- **DATA FOR THIS EXERCISE**:
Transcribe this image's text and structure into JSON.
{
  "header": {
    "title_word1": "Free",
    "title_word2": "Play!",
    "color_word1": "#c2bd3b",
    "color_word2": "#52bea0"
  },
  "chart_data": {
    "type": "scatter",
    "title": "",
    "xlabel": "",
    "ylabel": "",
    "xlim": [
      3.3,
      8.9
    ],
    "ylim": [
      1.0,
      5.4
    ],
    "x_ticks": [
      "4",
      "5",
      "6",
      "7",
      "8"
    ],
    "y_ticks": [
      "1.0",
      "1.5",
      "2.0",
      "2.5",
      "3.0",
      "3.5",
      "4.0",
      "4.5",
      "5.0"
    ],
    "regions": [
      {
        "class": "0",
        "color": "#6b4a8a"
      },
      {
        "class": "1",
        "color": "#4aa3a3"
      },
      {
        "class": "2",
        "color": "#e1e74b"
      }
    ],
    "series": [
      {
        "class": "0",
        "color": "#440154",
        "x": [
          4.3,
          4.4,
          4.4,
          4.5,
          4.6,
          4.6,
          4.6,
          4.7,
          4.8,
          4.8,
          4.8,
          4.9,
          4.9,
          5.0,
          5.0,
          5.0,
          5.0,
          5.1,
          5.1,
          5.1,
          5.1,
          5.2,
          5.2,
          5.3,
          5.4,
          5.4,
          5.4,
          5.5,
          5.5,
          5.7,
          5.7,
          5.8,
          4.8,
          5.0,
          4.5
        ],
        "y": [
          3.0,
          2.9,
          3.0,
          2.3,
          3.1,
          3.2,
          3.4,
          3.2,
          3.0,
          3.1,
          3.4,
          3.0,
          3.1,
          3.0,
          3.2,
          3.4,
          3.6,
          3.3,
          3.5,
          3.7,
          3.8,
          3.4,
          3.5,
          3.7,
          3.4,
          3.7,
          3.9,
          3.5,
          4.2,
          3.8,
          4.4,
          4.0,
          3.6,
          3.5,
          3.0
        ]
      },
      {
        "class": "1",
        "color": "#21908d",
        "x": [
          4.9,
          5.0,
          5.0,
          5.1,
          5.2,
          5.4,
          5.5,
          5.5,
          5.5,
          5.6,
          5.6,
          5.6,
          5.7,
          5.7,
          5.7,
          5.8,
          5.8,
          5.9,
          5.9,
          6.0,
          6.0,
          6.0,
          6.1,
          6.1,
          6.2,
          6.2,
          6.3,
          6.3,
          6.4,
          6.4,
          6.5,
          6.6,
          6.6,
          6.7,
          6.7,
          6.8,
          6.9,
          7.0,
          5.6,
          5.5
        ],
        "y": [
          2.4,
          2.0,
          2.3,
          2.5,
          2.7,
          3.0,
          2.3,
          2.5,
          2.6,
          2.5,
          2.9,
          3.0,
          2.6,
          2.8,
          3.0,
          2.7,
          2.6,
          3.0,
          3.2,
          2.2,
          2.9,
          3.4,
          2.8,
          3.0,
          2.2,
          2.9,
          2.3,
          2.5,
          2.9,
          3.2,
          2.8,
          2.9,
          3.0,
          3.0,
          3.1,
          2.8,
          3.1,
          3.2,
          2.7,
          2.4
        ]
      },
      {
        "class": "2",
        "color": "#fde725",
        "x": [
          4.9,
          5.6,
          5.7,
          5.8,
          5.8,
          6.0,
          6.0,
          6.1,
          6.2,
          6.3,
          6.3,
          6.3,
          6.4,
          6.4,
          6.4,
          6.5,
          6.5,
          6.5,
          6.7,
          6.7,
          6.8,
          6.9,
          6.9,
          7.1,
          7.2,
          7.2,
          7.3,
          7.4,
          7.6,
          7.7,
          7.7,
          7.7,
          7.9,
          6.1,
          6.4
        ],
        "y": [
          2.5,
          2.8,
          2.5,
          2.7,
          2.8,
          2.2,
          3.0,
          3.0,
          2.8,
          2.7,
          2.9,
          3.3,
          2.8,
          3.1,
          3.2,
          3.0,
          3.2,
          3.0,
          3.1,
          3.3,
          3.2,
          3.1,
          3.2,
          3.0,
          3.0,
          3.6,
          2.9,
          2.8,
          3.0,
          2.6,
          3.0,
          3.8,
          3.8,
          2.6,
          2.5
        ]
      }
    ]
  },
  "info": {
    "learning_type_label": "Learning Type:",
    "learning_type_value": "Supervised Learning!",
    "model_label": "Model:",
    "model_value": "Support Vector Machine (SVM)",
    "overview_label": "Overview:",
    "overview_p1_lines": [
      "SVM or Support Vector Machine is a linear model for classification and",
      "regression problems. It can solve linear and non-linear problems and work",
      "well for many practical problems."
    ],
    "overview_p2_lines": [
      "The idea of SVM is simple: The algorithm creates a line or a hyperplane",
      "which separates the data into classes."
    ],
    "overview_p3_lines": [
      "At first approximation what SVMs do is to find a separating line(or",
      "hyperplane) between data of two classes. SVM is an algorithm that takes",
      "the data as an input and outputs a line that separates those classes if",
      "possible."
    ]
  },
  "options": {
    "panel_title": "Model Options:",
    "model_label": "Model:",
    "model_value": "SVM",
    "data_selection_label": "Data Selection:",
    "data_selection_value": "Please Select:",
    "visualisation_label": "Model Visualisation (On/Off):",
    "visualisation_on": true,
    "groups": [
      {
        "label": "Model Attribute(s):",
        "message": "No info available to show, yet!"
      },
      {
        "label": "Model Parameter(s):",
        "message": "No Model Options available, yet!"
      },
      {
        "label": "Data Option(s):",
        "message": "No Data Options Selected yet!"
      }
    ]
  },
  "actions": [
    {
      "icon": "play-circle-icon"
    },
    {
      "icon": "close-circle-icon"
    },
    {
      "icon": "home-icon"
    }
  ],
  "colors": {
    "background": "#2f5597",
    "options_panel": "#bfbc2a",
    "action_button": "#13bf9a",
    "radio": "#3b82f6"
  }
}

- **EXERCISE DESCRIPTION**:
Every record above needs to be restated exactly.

- **ANSWER BOX**:
Transcribe this image's text and structure into JSON.
{
  "header": {
    "title_word1": "Free",
    "title_word2": "Play!",
    "color_word1": "#c2bd3b",
    "color_word2": "#52bea0"
  },
  "chart_data": {
    "type": "scatter",
    "title": "",
    "xlabel": "",
    "ylabel": "",
    "xlim": [
      3.3,
      8.9
    ],
    "ylim": [
      1.0,
      5.4
    ],
    "x_ticks": [
      "4",
      "5",
      "6",
      "7",
      "8"
    ],
    "y_ticks": [
      "1.0",
      "1.5",
      "2.0",
      "2.5",
      "3.0",
      "3.5",
      "4.0",
      "4.5",
      "5.0"
    ],
    "regions": [
      {
        "class": "0",
        "color": "#6b4a8a"
      },
      {
        "class": "1",
        "color": "#4aa3a3"
      },
      {
        "class": "2",
        "color": "#e1e74b"
      }
    ],
    "series": [
      {
        "class": "0",
        "color": "#440154",
        "x": [
          4.3,
          4.4,
          4.4,
          4.5,
          4.6,
          4.6,
          4.6,
          4.7,
          4.8,
          4.8,
          4.8,
          4.9,
          4.9,
          5.0,
          5.0,
          5.0,
          5.0,
          5.1,
          5.1,
          5.1,
          5.1,
          5.2,
          5.2,
          5.3,
          5.4,
          5.4,
          5.4,
          5.5,
          5.5,
          5.7,
          5.7,
          5.8,
          4.8,
          5.0,
          4.5
        ],
        "y": [
          3.0,
          2.9,
          3.0,
          2.3,
          3.1,
          3.2,
          3.4,
          3.2,
          3.0,
          3.1,
          3.4,
          3.0,
          3.1,
          3.0,
          3.2,
          3.4,
          3.6,
          3.3,
          3.5,
          3.7,
          3.8,
          3.4,
          3.5,
          3.7,
          3.4,
          3.7,
          3.9,
          3.5,
          4.2,
          3.8,
          4.4,
          4.0,
          3.6,
          3.5,
          3.0
        ]
      },
      {
        "class": "1",
        "color": "#21908d",
        "x": [
          4.9,
          5.0,
          5.0,
          5.1,
          5.2,
          5.4,
          5.5,
          5.5,
          5.5,
          5.6,
          5.6,
          5.6,
          5.7,
          5.7,
          5.7,
          5.8,
          5.8,
          5.9,
          5.9,
          6.0,
          6.0,
          6.0,
          6.1,
          6.1,
          6.2,
          6.2,
          6.3,
          6.3,
          6.4,
          6.4,
          6.5,
          6.6,
          6.6,
          6.7,
          6.7,
          6.8,
          6.9,
          7.0,
          5.6,
          5.5
        ],
        "y": [
          2.4,
          2.0,
          2.3,
          2.5,
          2.7,
          3.0,
          2.3,
          2.5,
          2.6,
          2.5,
          2.9,
          3.0,
          2.6,
          2.8,
          3.0,
          2.7,
          2.6,
          3.0,
          3.2,
          2.2,
          2.9,
          3.4,
          2.8,
          3.0,
          2.2,
          2.9,
          2.3,
          2.5,
          2.9,
          3.2,
          2.8,
          2.9,
          3.0,
          3.0,
          3.1,
          2.8,
          3.1,
          3.2,
          2.7,
          2.4
        ]
      },
      {
        "class": "2",
        "color": "#fde725",
        "x": [
          4.9,
          5.6,
          5.7,
          5.8,
          5.8,
          6.0,
          6.0,
          6.1,
          6.2,
          6.3,
          6.3,
          6.3,
          6.4,
          6.4,
          6.4,
          6.5,
          6.5,
          6.5,
          6.7,
          6.7,
          6.8,
          6.9,
          6.9,
          7.1,
          7.2,
          7.2,
          7.3,
          7.4,
          7.6,
          7.7,
          7.7,
          7.7,
          7.9,
          6.1,
          6.4
        ],
        "y": [
          2.5,
          2.8,
          2.5,
          2.7,
          2.8,
          2.2,
          3.0,
          3.0,
          2.8,
          2.7,
          2.9,
          3.3,
          2.8,
          3.1,
          3.2,
          3.0,
          3.2,
          3.0,
          3.1,
          3.3,
          3.2,
          3.1,
          3.2,
          3.0,
          3.0,
          3.6,
          2.9,
          2.8,
          3.0,
          2.6,
          3.0,
          3.8,
          3.8,
          2.6,
          2.5
        ]
      }
    ]
  },
  "info": {
    "learning_type_label": "Learning Type:",
    "learning_type_value": "Supervised Learning!",
    "model_label": "Model:",
    "model_value": "Support Vector Machine (SVM)",
    "overview_label": "Overview:",
    "overview_p1_lines": [
      "SVM or Support Vector Machine is a linear model for classification and",
      "regression problems. It can solve linear and non-linear problems and work",
      "well for many practical problems."
    ],
    "overview_p2_lines": [
      "The idea of SVM is simple: The algorithm creates a line or a hyperplane",
      "which separates the data into classes."
    ],
    "overview_p3_lines": [
      "At first approximation what SVMs do is to find a separating line(or",
      "hyperplane) between data of two classes. SVM is an algorithm that takes",
      "the data as an input and outputs a line that separates those classes if",
      "possible."
    ]
  },
  "options": {
    "panel_title": "Model Options:",
    "model_label": "Model:",
    "model_value": "SVM",
    "data_selection_label": "Data Selection:",
    "data_selection_value": "Please Select:",
    "visualisation_label": "Model Visualisation (On/Off):",
    "visualisation_on": true,
    "groups": [
      {
        "label": "Model Attribute(s):",
        "message": "No info available to show, yet!"
      },
      {
        "label": "Model Parameter(s):",
        "message": "No Model Options available, yet!"
      },
      {
        "label": "Data Option(s):",
        "message": "No Data Options Selected yet!"
      }
    ]
  },
  "actions": [
    {
      "icon": "play-circle-icon"
    },
    {
      "icon": "close-circle-icon"
    },
    {
      "icon": "home-icon"
    }
  ],
  "colors": {
    "background": "#2f5597",
    "options_panel": "#bfbc2a",
    "action_button": "#13bf9a",
    "radio": "#3b82f6"
  }
}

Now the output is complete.